The downside is obvious. It would be very difficult for a government to balance income and expenditure since it wouldn’t know how many areas would be paying tax and consuming services at the rates it had in mind and how many would be at the rates suggested by the opposition parties. The solution is equally obvious – one national tax to pay for the truly national services, such as defence, and everything else determined locally. It would be a more libertarian system but not necessarily one that favours libertarianism if most people wanted to live under one or other set of Labial Conservocrat rules. What it would mean is that those who want to live free of unnecessary government intrusion can pick the most libertarian place in the country – which could be just one small town or a single rural seat – and move there. What could be more libertarian than to allow the Lib/Lab/Con voters, and those who don’t object to their policies strongly enough to vote against them, to have half their wealth taken for the privilege of living according to those preferences if the reverse applied and libertarian types could all clear off somewhere that most suited them?

This is something I’ve argued for before, on other forums and blogs. Essentially, a shift to the Hellenic (as I understand it from The Iliad, feel free to correct me) model of independent city states, bound to mutual defence by treaty but free to conduct their own affairs. Or, if you wish to put it another way, introducing the market into governance. Each city-state to produce its own government the way it chooses, may that be capitalistic, communistic, socialistic, monarchistic or whatever and to prosper or fail as each will without interference. If one (presumably libertarian) city prospers exceptionally, persons from other cities will naturally gravitate towards such a place. If one city falters (probably a communistic one where people are paid to breed and drink Stella) then the productive will leave, and the city will fall. Deserted or sacked, I’m ambiguous on this. But the Market will prevail.

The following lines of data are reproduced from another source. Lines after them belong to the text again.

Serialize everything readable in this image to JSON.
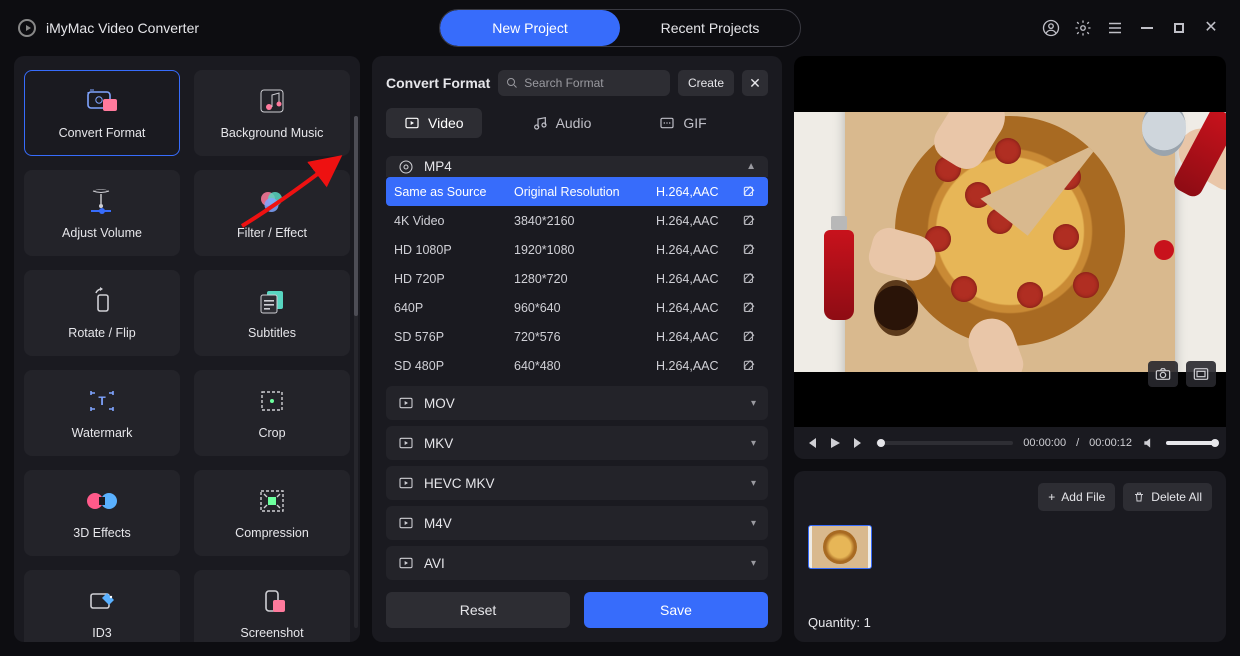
{
  "app": {
    "title": "iMyMac Video Converter"
  },
  "header": {
    "new_project": "New Project",
    "recent_projects": "Recent Projects"
  },
  "sidebar": {
    "tools": [
      {
        "label": "Convert Format",
        "icon": "convert-icon",
        "selected": true
      },
      {
        "label": "Background Music",
        "icon": "music-icon",
        "selected": false
      },
      {
        "label": "Adjust Volume",
        "icon": "volume-icon",
        "selected": false
      },
      {
        "label": "Filter / Effect",
        "icon": "filter-icon",
        "selected": false
      },
      {
        "label": "Rotate / Flip",
        "icon": "rotate-icon",
        "selected": false
      },
      {
        "label": "Subtitles",
        "icon": "subtitles-icon",
        "selected": false
      },
      {
        "label": "Watermark",
        "icon": "watermark-icon",
        "selected": false
      },
      {
        "label": "Crop",
        "icon": "crop-icon",
        "selected": false
      },
      {
        "label": "3D Effects",
        "icon": "3d-icon",
        "selected": false
      },
      {
        "label": "Compression",
        "icon": "compress-icon",
        "selected": false
      },
      {
        "label": "ID3",
        "icon": "id3-icon",
        "selected": false
      },
      {
        "label": "Screenshot",
        "icon": "screenshot-icon",
        "selected": false
      }
    ]
  },
  "formats": {
    "title": "Convert Format",
    "search_placeholder": "Search Format",
    "create_label": "Create",
    "tabs": [
      {
        "label": "Video",
        "active": true
      },
      {
        "label": "Audio",
        "active": false
      },
      {
        "label": "GIF",
        "active": false
      }
    ],
    "open_container": {
      "name": "MP4",
      "presets": [
        {
          "name": "Same as Source",
          "resolution": "Original Resolution",
          "codec": "H.264,AAC",
          "selected": true
        },
        {
          "name": "4K Video",
          "resolution": "3840*2160",
          "codec": "H.264,AAC",
          "selected": false
        },
        {
          "name": "HD 1080P",
          "resolution": "1920*1080",
          "codec": "H.264,AAC",
          "selected": false
        },
        {
          "name": "HD 720P",
          "resolution": "1280*720",
          "codec": "H.264,AAC",
          "selected": false
        },
        {
          "name": "640P",
          "resolution": "960*640",
          "codec": "H.264,AAC",
          "selected": false
        },
        {
          "name": "SD 576P",
          "resolution": "720*576",
          "codec": "H.264,AAC",
          "selected": false
        },
        {
          "name": "SD 480P",
          "resolution": "640*480",
          "codec": "H.264,AAC",
          "selected": false
        }
      ]
    },
    "other_containers": [
      "MOV",
      "MKV",
      "HEVC MKV",
      "M4V",
      "AVI"
    ],
    "reset_label": "Reset",
    "save_label": "Save"
  },
  "player": {
    "current_time": "00:00:00",
    "total_time": "00:00:12",
    "time_separator": " / "
  },
  "filelist": {
    "add_file_label": "Add File",
    "delete_all_label": "Delete All",
    "quantity_label": "Quantity: 1"
  },
  "colors": {
    "accent": "#376cfb"
  }
}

Eventually, the most suitable (for humans) and sustainable form of government will prevail, and the groundwork will already have been done.

Long live the Acheans! Pity the country that gave this idea to the world has slipped into socialistic-hangover chaos first, but I’m sure others will follow if that’s any consolation (and I hope it won’t be).